** Description of the task **
I need every line of the material below that includes the string "data".

-*-

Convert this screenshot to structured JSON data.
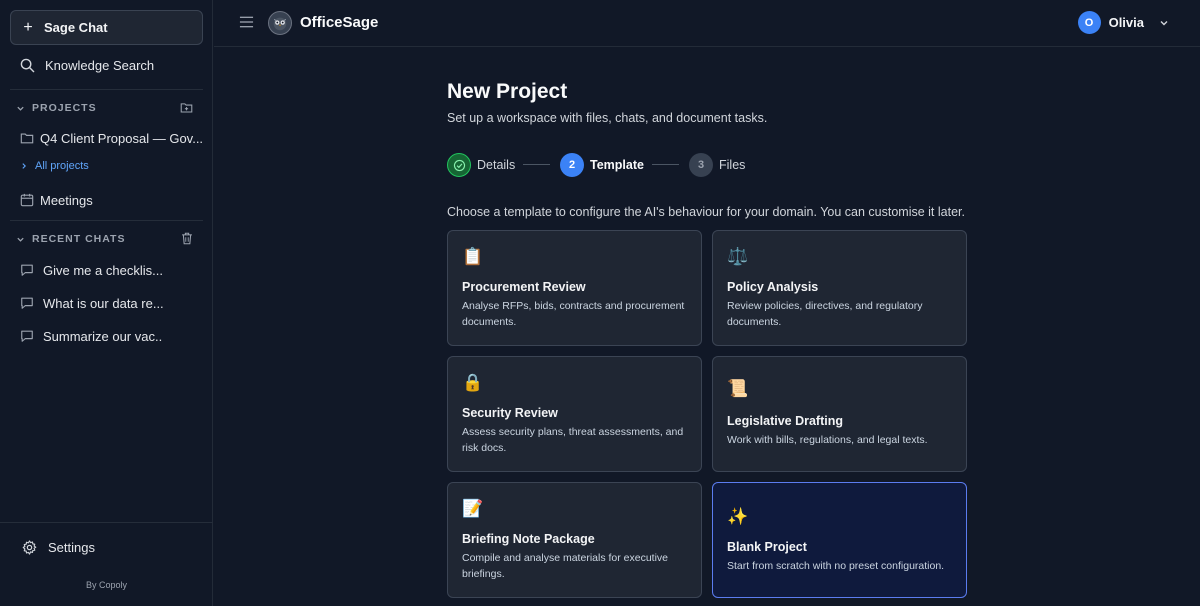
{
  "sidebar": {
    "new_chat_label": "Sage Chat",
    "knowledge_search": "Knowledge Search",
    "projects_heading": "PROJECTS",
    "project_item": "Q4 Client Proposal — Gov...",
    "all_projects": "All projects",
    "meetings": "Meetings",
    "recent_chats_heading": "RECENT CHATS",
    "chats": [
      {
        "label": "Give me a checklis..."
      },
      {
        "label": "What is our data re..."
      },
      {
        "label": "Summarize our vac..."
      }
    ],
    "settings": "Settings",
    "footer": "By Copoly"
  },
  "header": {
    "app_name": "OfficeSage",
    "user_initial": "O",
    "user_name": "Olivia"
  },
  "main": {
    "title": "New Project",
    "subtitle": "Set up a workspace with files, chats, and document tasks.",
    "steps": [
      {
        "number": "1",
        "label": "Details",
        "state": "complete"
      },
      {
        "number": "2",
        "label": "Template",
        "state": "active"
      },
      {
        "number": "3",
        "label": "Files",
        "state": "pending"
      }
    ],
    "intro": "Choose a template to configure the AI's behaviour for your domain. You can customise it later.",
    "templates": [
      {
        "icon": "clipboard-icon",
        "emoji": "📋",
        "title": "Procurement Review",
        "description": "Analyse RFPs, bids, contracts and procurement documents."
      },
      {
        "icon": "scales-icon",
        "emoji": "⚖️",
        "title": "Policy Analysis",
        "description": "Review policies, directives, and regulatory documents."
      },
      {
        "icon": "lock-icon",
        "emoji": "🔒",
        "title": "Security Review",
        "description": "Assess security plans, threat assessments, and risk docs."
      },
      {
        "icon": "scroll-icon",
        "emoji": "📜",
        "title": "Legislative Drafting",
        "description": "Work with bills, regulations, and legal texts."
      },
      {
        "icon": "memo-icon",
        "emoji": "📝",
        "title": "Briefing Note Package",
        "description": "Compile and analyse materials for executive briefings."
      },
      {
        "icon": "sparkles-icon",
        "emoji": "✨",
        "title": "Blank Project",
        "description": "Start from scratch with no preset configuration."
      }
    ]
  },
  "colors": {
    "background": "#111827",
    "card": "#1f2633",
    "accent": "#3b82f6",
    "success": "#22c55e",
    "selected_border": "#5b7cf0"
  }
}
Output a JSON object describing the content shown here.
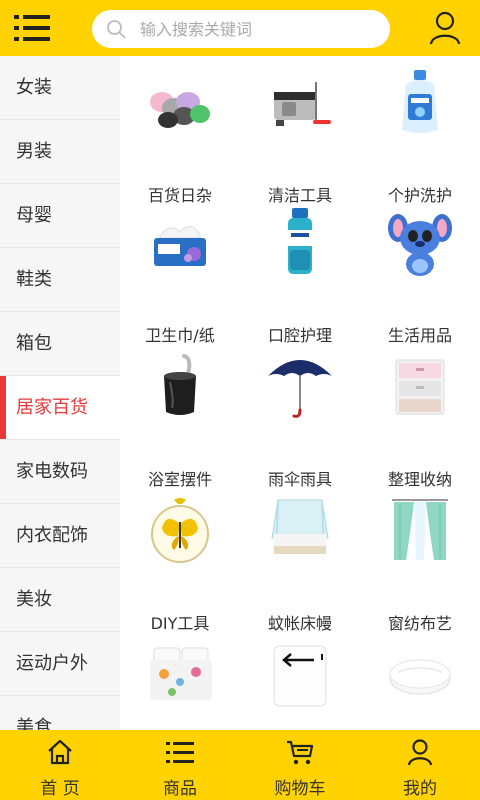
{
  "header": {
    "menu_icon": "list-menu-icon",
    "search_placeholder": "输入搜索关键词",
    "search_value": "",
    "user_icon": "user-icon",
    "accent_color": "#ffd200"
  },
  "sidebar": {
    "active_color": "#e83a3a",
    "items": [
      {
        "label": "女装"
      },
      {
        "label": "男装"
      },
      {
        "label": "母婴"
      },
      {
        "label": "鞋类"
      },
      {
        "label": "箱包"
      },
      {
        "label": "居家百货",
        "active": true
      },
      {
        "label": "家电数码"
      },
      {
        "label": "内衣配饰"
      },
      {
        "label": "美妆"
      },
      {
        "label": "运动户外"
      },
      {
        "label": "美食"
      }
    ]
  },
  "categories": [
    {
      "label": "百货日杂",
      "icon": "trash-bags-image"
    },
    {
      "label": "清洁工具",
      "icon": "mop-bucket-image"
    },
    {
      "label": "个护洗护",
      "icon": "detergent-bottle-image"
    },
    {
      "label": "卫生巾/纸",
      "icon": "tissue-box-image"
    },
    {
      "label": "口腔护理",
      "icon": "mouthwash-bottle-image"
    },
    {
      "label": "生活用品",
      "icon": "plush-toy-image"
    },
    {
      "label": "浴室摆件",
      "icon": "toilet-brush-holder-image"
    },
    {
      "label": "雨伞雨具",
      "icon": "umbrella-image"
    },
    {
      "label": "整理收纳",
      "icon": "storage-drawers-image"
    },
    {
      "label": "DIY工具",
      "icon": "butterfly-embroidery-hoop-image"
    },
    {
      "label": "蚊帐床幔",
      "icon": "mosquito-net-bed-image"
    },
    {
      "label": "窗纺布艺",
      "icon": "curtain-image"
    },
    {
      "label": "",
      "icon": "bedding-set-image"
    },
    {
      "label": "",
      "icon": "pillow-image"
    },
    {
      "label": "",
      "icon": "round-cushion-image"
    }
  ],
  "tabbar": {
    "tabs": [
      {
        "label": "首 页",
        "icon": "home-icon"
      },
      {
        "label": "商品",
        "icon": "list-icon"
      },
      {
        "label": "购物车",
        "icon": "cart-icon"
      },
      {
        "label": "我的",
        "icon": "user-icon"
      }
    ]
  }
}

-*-

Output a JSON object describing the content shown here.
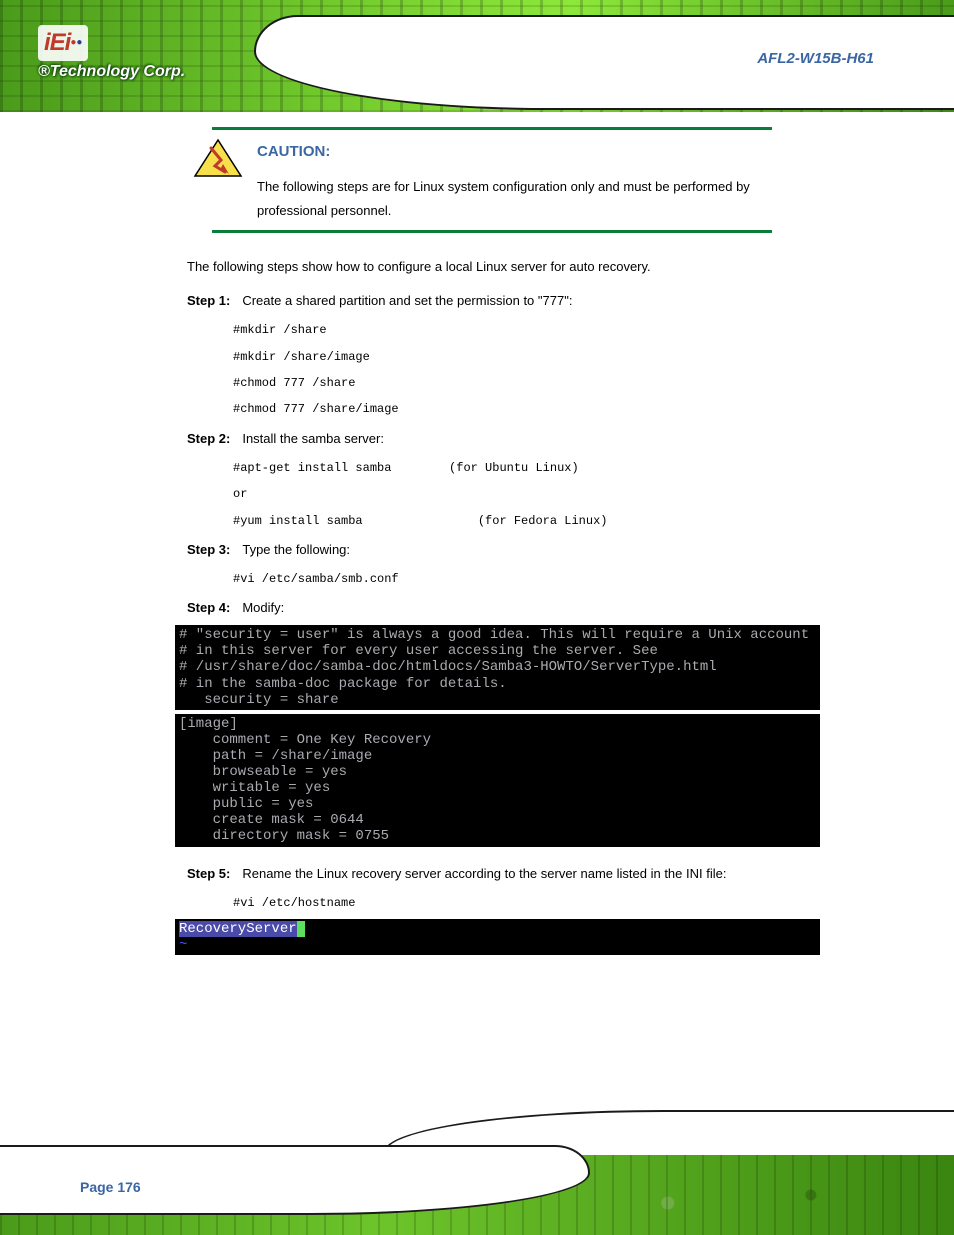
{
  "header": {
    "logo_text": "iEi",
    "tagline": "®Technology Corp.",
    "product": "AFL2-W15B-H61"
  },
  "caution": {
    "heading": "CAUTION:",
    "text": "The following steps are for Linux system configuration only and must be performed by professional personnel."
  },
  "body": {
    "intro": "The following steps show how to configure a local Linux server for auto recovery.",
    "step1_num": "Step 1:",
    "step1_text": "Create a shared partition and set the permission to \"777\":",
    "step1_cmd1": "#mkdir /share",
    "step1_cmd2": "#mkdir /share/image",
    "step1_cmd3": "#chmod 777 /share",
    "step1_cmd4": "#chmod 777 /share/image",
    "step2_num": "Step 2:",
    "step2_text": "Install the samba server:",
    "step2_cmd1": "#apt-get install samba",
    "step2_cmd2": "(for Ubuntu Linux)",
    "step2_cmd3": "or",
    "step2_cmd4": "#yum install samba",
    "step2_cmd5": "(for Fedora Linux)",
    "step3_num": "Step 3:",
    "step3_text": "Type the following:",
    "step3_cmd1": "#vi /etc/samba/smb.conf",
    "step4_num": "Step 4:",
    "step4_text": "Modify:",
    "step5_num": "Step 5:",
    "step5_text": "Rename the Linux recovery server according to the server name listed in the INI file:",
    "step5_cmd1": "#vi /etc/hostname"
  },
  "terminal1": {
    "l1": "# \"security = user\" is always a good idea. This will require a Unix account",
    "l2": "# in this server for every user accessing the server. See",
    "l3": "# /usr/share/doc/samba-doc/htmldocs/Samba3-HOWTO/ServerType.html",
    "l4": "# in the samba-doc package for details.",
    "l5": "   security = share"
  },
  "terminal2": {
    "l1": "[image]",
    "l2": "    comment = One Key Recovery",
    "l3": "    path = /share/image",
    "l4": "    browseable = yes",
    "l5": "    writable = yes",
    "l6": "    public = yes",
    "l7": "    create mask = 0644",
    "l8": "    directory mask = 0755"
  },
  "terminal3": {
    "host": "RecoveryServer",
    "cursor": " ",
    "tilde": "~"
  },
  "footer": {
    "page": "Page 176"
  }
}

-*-

** Task response **
Convert this screenshot to structured JSON data.
        "label": "What is our data re..."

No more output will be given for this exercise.